    Here are the criteria for being "filtered out" for Inf Redundancy, lifted straight from an APC letter:

    Prior to the IPSB certain eligible officers will be filtered out of the boarding process if they fall into any of the following categories:

    a. Lt Cols who are in command beyond the end of the redundancy window .

    b. Lt Cols who have been selected for command by No 4 Command Board but who have not yet assumed their command appointment.

    c. Lt Cols and Majs who graded above the Infantry Regular Command Line at the Infantry Command Grading Board 2004.

    d. Majs selected for the Pink List Main Board in 2005.

    e. Lt Cols graded above the promotion line for Col during the Blue List process 2005.

    f. Officers who have graduated and those who are currently attending, or have been selected to attend, advanced command and staff training and are expected to graduate, psc(j), from ACSC 5 (graduating 2003) onwards or their psc(j) earning overseas equivalent .

    g. Officers who have graduated and those who are currently attending, or have been selected to attend, advanced command and staff training and are expected to graduate, psc (Ind) or psc (Pak), from the Indian or Pakistan Staff Colleges in lieu of ACSC 5 onwards.

    Hope this assists you.

    regards
     
  12. It seems that unless you kick up a fuss and request redundancy then the current membership of ACSC and those who are just leaving will not be put forward for the redundancy board. Even if you submit your papers, do not be surprised if the so called intelligence test will be applied and your name withdrawn. Bummer, eh?
     
  13. An essential part of the decision-making process these days must be the value of major staff courses in the civilian management world. The buzzword out there is PERSONAL DEVELOPMENT and TRAINING.

    Military Cmd and Staff courses are being recognised by increasing numbers of management and other professional institutes. In the world of civilian management inordinate store is set on letters after your name - it is proof positive that you have been accepted as having an acceptable minimum standard of ability in that particular field. For example, if 2 candidates apply for a management job and one is a member of the Chartered Management Institute (CMI) and the other isn't, the MCMI letters are likely to swing it in favour of that candidate. A further example is that you are more likely to get a job in HR if you are a member if the Chartered Institute for Personnel Development (CIPD).

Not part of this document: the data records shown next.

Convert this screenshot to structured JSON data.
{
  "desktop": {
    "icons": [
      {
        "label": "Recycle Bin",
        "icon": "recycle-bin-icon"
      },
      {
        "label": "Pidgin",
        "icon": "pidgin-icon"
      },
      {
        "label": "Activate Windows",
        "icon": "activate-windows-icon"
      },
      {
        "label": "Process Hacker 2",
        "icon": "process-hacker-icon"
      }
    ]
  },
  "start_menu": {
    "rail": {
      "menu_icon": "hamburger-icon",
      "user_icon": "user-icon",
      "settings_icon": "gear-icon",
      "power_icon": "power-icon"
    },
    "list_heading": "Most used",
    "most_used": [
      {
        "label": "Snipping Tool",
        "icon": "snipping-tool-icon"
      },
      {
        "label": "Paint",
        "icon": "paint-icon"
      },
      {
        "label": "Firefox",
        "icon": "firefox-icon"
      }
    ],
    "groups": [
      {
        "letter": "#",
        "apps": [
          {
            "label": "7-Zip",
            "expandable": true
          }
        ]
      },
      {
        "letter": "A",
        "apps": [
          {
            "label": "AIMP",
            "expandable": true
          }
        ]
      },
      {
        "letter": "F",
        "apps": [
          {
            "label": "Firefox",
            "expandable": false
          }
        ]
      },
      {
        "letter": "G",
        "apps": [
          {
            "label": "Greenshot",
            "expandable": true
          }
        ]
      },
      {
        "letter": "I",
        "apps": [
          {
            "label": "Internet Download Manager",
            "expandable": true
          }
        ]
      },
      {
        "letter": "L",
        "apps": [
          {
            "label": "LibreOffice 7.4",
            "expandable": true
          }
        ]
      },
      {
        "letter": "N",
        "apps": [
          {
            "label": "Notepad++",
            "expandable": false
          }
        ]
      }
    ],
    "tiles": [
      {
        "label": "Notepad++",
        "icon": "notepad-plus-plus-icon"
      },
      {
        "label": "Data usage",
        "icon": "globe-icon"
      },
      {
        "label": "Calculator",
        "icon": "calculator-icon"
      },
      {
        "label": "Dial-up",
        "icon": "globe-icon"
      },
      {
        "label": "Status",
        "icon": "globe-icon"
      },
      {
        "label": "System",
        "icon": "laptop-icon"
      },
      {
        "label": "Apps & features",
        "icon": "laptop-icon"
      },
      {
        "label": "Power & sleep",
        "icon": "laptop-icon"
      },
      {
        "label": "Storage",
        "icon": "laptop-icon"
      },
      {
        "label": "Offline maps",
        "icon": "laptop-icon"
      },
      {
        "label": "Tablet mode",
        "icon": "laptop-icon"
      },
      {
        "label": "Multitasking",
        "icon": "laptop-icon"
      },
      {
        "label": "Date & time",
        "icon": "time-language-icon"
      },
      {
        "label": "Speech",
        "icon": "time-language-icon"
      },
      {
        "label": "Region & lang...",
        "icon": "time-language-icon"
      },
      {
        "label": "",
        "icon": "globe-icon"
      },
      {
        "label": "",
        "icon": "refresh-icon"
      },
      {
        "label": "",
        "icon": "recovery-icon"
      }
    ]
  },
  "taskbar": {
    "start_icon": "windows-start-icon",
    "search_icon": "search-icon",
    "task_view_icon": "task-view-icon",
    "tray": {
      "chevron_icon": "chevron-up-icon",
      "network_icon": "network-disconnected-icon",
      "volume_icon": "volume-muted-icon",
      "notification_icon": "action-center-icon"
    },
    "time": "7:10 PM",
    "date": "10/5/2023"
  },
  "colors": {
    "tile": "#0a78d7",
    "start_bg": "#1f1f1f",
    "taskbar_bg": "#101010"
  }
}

    Military service and experience will take you just so far in the civilian world, but without Institute membership, you place yourself at a disadvantage in the vicious competition for jobs out here. It would pay to research further before taking the big 'get out' step; contact with a Regional Resettlement Centre or the local Training and Development Section is advised - there is a huge network of ex-mil personnel who can advise you on the subject. If you don't research with the experts, you could be throwing away a valuable training opportunity that would cost an arm and a leg in civi street - training that many firms could not afford to fund in the commercial world where money is God and budgets tight.

    And the other aspect of training is that in general terms, mil training is streets ahead of the civilian world in terms of the quality of instruction and course content. After all, mil trg has developed gradually over the years and instructional staff properly trained - out here you pay vast sums for rubbish content and frustratingly indifferent 'teachers', who haven't had a days training in public speaking, use of presentation aids and teaching techniques in their lives. Any fool can set himself up in the 'Personal Development' business and earn a fortune [and there are many who do].

    The decision to bale out at any time is one to be made after a lot of research and soul searching; the decision to bale out when a major staff course is involved adds an even more vital dimension to that research.